We had a small group last night. Jim begged off, citing some nonsense about “my wife’s birthday.” (Whatevs.) Dave is on Impending Baby Watch, so he decided to stick close to home. Ken arrived first, and for a time, it looked like it might just be the two of us – and then, just as he was breaking out Hannibal: Rome vs. Carthage for the two of us to play, JR and Jesse arrived. None of the other seminarians (whose names also begin with J, strangely) showed up, so it was just the four of us.
As is customary whenever Ken comes to Game Night, we did not play Titan. (This is also customary when Ken does not come to Game Night.)
Game 1: Rise to Power
JR brought a new game, Rise to Power, a card game of city building and expansion from an Australian two-man game company called Rule & Make. The game mechanics are simple: Everyone starts with a Power Plant and a couple of cards representing different values and colors of PRISM (energy), and builds a grid of city districts around it. At the end of he game, districts are worth a specified number of points, to which players add any “agenda” goals they managed to obtain during the course of play. Most points (shocking, I know) wins.
We played with the expansions that JR got with the game, including CEOs. Each player was given a CEO with two powers: a one-use power and a passive power that came into effect after the one-use power was triggered and stayed in effect for the remainder of the game. Ken’s CEO’s passive power gave him a lot of extra Action Points to work with, and as a result, for most of the game, he was running away with it. I managed a highly lucrative final turn, though, and managed to pull out a victory. [Victory Lap!] We all agreed that the CEOs are not properly balanced, and the game would play better without them.
All told, including rules reading, the game took us less than 90 minutes. The game can hold up to six people, but the consensus was there would be too much downtime with more than four. Nonetheless, we all enjoyed it and would play it again.
Game 2: Il Vecchio
In Il Vecchio, players send family members to towns around the Tuscan countryside to gather followers (Assassin, Monk, or Soldier tokens), favors (carriage and bishop tokens), money, and scroll tokens. With the proper combinations of followers and money, a player can place a family member in a position of influence in one of three provinces – but as the provinces fill up, the value of the next position declines while the cost to place there rises. The provinces also provide special single-use powers. Using scrolls (and possibly money), a player can place a family member on one of two tracks in Florence – the city track, which grants a favor the player can use for the rest of the game, or the nobility track, which grants end-game bonus points.

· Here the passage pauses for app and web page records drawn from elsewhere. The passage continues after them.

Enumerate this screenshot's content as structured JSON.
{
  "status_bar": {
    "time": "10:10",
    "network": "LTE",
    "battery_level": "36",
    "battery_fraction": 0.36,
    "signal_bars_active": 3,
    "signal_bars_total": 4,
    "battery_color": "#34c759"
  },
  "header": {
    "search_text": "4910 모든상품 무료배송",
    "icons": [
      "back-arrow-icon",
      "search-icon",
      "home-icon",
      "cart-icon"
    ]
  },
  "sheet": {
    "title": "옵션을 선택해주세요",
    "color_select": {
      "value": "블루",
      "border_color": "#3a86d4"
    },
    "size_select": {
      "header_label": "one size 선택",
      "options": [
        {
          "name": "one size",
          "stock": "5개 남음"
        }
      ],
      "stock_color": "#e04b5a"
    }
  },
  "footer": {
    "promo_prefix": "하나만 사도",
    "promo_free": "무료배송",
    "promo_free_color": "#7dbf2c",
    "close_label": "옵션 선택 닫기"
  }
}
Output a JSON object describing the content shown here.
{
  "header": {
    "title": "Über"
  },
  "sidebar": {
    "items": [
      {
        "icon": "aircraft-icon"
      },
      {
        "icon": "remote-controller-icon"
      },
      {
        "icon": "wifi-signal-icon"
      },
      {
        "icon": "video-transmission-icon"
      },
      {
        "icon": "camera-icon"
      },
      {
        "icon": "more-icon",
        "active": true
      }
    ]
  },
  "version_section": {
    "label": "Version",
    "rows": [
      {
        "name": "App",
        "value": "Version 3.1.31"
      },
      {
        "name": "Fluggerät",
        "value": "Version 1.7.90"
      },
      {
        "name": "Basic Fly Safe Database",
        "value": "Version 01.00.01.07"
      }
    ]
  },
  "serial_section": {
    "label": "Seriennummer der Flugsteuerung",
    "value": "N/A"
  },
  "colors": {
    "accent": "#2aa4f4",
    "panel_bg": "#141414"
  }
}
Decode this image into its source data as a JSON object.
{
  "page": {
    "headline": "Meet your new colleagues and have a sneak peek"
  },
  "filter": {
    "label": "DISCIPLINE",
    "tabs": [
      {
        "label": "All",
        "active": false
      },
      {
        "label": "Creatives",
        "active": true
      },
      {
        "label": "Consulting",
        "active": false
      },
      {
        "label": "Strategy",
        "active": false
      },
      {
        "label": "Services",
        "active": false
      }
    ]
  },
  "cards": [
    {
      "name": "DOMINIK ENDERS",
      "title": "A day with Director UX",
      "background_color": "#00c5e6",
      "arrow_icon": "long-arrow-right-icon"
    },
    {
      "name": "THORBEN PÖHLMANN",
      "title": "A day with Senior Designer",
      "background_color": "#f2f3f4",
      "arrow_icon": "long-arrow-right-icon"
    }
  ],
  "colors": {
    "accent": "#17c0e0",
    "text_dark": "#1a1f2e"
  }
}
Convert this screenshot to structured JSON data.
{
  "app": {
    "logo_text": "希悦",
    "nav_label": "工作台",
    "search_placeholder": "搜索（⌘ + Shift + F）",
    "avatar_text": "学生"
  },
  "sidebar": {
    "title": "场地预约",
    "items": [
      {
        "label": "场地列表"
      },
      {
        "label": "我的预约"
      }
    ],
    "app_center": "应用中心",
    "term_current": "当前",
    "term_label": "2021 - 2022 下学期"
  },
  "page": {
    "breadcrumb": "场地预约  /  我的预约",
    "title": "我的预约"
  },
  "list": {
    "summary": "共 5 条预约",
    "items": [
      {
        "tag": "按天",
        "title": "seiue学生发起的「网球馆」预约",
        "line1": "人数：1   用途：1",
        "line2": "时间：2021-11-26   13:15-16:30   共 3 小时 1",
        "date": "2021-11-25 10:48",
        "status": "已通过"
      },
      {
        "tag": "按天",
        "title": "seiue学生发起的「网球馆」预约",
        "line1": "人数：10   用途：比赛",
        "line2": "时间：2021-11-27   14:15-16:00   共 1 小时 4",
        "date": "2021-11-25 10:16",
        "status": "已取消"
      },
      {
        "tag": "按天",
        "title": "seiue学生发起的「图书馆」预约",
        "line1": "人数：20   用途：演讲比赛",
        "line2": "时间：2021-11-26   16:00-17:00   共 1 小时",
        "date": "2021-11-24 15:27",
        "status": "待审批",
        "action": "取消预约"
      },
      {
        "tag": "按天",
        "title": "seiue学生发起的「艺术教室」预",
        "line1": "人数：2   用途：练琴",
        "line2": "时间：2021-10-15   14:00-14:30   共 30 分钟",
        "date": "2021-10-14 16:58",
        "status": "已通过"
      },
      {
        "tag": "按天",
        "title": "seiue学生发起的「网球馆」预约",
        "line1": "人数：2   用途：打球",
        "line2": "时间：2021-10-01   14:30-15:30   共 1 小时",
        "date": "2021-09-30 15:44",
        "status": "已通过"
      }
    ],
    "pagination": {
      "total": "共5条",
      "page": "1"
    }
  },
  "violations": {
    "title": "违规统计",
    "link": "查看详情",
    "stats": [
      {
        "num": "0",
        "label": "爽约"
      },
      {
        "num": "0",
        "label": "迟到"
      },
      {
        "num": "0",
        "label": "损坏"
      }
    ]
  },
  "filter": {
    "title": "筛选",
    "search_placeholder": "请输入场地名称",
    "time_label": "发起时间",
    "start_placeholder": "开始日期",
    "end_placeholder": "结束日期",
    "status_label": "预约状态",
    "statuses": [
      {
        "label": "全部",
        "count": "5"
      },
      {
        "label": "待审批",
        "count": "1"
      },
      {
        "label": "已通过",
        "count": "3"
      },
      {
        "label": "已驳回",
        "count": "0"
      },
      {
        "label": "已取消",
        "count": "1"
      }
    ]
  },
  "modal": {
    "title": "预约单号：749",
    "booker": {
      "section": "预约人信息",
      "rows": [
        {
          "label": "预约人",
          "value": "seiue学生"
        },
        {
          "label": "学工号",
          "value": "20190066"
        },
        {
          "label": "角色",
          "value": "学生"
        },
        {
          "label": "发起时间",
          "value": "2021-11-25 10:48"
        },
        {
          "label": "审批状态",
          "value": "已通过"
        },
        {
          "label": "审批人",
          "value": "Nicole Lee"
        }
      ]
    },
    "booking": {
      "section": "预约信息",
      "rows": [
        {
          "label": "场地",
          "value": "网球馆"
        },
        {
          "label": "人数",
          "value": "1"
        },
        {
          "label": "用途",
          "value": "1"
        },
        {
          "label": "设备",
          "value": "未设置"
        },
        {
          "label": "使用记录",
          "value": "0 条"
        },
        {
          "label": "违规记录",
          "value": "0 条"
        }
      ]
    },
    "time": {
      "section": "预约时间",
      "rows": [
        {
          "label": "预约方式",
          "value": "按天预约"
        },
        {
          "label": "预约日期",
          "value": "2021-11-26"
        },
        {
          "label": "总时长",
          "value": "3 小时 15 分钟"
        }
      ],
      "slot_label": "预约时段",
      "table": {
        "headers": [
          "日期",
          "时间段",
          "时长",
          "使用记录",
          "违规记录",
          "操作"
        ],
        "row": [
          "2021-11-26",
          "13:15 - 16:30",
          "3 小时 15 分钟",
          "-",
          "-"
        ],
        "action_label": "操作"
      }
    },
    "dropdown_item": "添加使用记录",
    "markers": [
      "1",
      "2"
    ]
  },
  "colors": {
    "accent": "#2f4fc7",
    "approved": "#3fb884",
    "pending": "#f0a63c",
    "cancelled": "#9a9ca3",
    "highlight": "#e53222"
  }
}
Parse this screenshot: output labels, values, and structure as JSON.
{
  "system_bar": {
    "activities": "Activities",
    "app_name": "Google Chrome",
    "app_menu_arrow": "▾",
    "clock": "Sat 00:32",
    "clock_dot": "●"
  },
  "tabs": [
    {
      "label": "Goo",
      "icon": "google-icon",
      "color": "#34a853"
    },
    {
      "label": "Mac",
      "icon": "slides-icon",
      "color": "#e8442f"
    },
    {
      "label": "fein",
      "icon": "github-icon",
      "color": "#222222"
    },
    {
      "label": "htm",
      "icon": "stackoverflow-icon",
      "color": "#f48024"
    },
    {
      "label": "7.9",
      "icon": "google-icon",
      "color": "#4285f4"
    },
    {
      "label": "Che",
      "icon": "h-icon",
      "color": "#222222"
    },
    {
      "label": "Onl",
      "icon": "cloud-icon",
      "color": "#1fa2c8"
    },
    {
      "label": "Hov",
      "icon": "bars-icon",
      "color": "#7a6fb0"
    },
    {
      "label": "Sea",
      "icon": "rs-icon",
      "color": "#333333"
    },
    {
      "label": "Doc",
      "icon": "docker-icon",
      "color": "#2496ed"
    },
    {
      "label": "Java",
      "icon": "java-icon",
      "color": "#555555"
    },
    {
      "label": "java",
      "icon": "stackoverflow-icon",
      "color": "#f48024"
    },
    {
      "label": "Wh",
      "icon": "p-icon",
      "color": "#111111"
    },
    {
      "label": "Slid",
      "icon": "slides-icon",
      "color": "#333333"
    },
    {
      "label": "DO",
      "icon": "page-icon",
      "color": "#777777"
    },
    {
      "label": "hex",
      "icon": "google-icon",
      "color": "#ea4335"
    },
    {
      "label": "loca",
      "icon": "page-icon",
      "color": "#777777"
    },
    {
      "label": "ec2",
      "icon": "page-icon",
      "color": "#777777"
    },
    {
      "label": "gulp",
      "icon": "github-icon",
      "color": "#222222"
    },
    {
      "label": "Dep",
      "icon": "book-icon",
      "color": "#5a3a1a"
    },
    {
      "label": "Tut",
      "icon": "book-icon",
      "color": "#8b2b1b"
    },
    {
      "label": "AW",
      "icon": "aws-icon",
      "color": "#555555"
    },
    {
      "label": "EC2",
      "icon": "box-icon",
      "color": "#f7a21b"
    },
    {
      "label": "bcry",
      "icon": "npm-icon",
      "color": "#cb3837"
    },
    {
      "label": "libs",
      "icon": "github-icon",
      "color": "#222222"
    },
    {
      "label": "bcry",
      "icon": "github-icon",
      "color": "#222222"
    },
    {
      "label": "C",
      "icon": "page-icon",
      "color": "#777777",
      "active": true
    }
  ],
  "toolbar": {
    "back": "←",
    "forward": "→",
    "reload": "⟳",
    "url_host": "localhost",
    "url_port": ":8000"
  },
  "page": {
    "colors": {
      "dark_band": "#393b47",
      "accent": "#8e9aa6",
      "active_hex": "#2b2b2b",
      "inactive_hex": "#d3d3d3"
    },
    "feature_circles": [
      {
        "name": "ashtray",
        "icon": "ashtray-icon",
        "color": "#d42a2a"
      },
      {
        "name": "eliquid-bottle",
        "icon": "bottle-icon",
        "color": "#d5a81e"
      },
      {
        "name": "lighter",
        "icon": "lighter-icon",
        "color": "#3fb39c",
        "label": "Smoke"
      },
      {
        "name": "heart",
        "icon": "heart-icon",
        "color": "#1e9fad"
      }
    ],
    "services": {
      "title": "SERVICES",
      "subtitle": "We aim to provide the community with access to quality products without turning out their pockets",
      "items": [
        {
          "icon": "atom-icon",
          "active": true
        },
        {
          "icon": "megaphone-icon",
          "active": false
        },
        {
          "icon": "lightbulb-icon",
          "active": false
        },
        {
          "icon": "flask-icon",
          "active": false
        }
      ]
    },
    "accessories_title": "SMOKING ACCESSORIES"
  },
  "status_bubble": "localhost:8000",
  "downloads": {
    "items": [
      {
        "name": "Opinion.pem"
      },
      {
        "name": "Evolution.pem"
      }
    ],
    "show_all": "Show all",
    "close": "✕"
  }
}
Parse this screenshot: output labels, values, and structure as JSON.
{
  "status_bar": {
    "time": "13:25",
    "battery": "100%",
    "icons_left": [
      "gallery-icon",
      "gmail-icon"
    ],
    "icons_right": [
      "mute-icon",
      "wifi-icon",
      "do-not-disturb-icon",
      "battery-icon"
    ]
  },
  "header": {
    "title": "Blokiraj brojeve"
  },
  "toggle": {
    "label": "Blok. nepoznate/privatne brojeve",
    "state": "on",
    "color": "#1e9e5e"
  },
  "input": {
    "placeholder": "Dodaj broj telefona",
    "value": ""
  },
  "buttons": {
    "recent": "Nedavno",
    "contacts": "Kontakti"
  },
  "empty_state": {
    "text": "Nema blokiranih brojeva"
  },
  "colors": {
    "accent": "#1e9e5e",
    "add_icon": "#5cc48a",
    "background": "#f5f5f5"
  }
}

The game mechanics are interesting. The type of token obtained in a given town is determined by a “Middleman” marker; when used, the marker then moves clockwise to the next appropriate town on the board, meaning planning ahead is crucial. As each family member performs an action, it is laid on its side and cannot be used again until the player uses an action to “recover” – that is, to stand up all their family members. A bishop token allows the player to prevent the Middleman from moving and let the family member remain active.
At certain points along the province and Florence tracks, placing a family member results in the player taking a Medici token. Each Medici token has an immediate effect that usually screws up everybody’s planning, and counts as a victory point for the player who took it. The Medici tokens also act as the game clock – when the last one is taken, the players have final turns, and then count their scores.
The mechanics work in such a way that everybody feels frustrated at some point, usually because you have just missed an opportunity by one turn and someone has moved something out from under you. Money is hard to come by; it takes multiple turns to gather the tokens you need, and in the meantime, other players are likely to disrupt your careful planning. There are limited opportunities (using starting bonus powers and Florence city powers) to create an engine of sorts, but this is not really an engine-building game.
Once again, Ken appeared to be running away with the game, due to a starting bonus that kept him in carriage and bishop tokens and provided a stream of money. JR, Jesse, and I all felt stymied at multiple points. In the end, Ken did win, but by a margin of only four points. The rest of us were one point apart. I took third place, which frankly surprised me, because I had thought I was much farther behind.
All in all, a low-key game night, with one good and one great game.